(WHAT THE TASK REQUIRES)
Would you return the data below exactly as it stands, with every picture left out?

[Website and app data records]
▼

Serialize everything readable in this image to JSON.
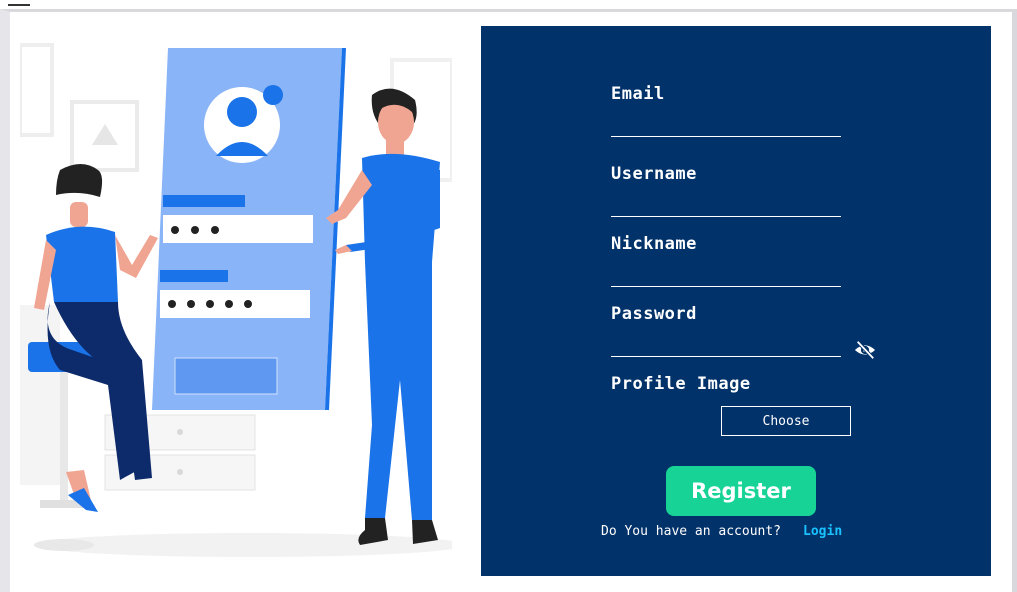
{
  "form": {
    "email_label": "Email",
    "username_label": "Username",
    "nickname_label": "Nickname",
    "password_label": "Password",
    "profile_image_label": "Profile Image",
    "choose_label": "Choose",
    "register_label": "Register",
    "account_prompt": "Do You have an account?",
    "login_label": "Login"
  },
  "icons": {
    "password_toggle": "eye-slash-icon"
  },
  "colors": {
    "panel_bg": "#02326a",
    "register_bg": "#17d496",
    "login_link": "#19c3ff",
    "illustration_blue": "#1a73e8"
  }
}
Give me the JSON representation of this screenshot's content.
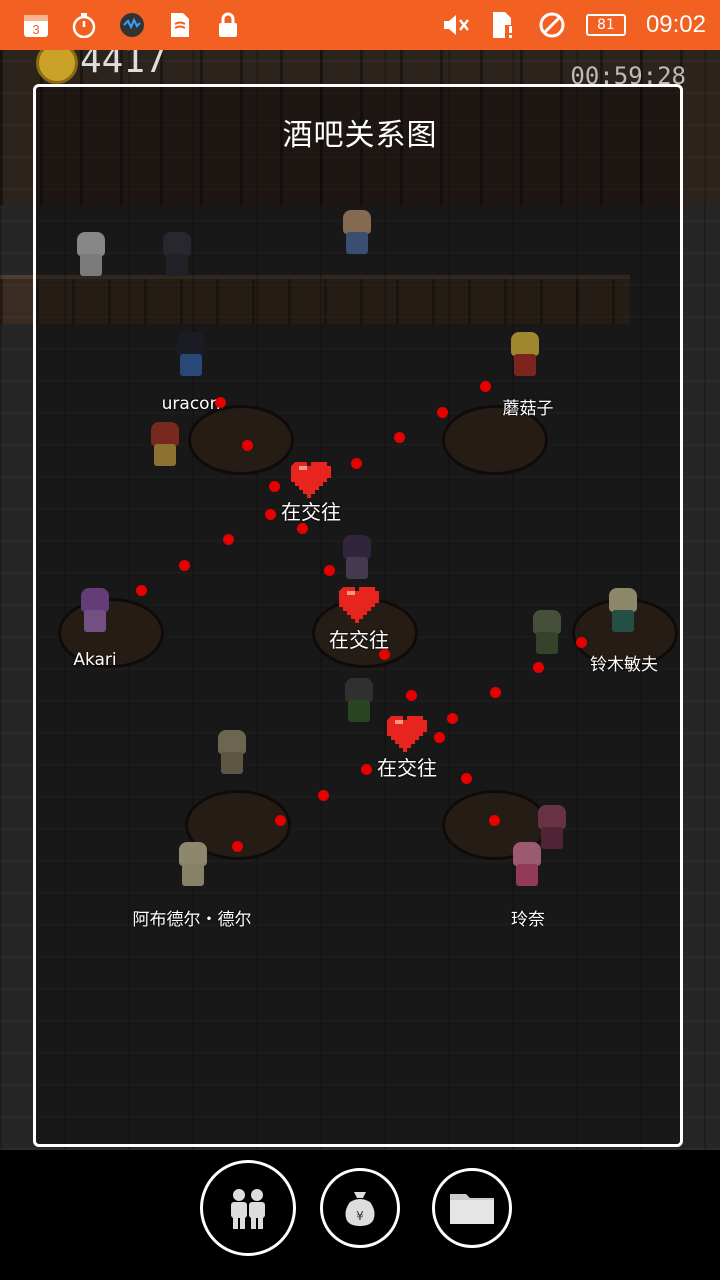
{
  "status_bar": {
    "calendar_day": "3",
    "battery": "81",
    "time": "09:02",
    "icons_left": [
      "calendar-icon",
      "stopwatch-icon",
      "app-icon",
      "sim-icon",
      "lock-icon"
    ],
    "icons_right": [
      "mute-icon",
      "sim-alert-icon",
      "no-signal-icon",
      "battery-icon"
    ]
  },
  "game": {
    "gold": "4417",
    "timer": "00:59:28",
    "panel_title": "酒吧关系图",
    "characters": [
      {
        "name": "uracon"
      },
      {
        "name": "蘑菇子"
      },
      {
        "name": "Akari"
      },
      {
        "name": "铃木敏夫"
      },
      {
        "name": "阿布德尔・德尔"
      },
      {
        "name": "玲奈"
      }
    ],
    "relations": [
      {
        "label": "在交往"
      },
      {
        "label": "在交往"
      },
      {
        "label": "在交往"
      }
    ]
  },
  "bottom_buttons": [
    {
      "icon": "people-icon"
    },
    {
      "icon": "money-bag-icon"
    },
    {
      "icon": "folder-icon"
    }
  ],
  "colors": {
    "status_bar": "#f26122",
    "relation_dot": "#e60000",
    "heart": "#e8241e"
  }
}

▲

(TASK RESULT)
Serialize everything readable in this image to JSON.
{
  "form": {
    "email_label": "Email",
    "username_label": "Username",
    "nickname_label": "Nickname",
    "password_label": "Password",
    "profile_image_label": "Profile Image",
    "choose_label": "Choose",
    "register_label": "Register",
    "account_prompt": "Do You have an account?",
    "login_label": "Login"
  },
  "icons": {
    "password_toggle": "eye-slash-icon"
  },
  "colors": {
    "panel_bg": "#02326a",
    "register_bg": "#17d496",
    "login_link": "#19c3ff",
    "illustration_blue": "#1a73e8"
  }
}
Give me the JSON representation of this screenshot's content.
{
  "status_bar": {
    "calendar_day": "3",
    "battery": "81",
    "time": "09:02",
    "icons_left": [
      "calendar-icon",
      "stopwatch-icon",
      "app-icon",
      "sim-icon",
      "lock-icon"
    ],
    "icons_right": [
      "mute-icon",
      "sim-alert-icon",
      "no-signal-icon",
      "battery-icon"
    ]
  },
  "game": {
    "gold": "4417",
    "timer": "00:59:28",
    "panel_title": "酒吧关系图",
    "characters": [
      {
        "name": "uracon"
      },
      {
        "name": "蘑菇子"
      },
      {
        "name": "Akari"
      },
      {
        "name": "铃木敏夫"
      },
      {
        "name": "阿布德尔・德尔"
      },
      {
        "name": "玲奈"
      }
    ],
    "relations": [
      {
        "label": "在交往"
      },
      {
        "label": "在交往"
      },
      {
        "label": "在交往"
      }
    ]
  },
  "bottom_buttons": [
    {
      "icon": "people-icon"
    },
    {
      "icon": "money-bag-icon"
    },
    {
      "icon": "folder-icon"
    }
  ],
  "colors": {
    "status_bar": "#f26122",
    "relation_dot": "#e60000",
    "heart": "#e8241e"
  }
}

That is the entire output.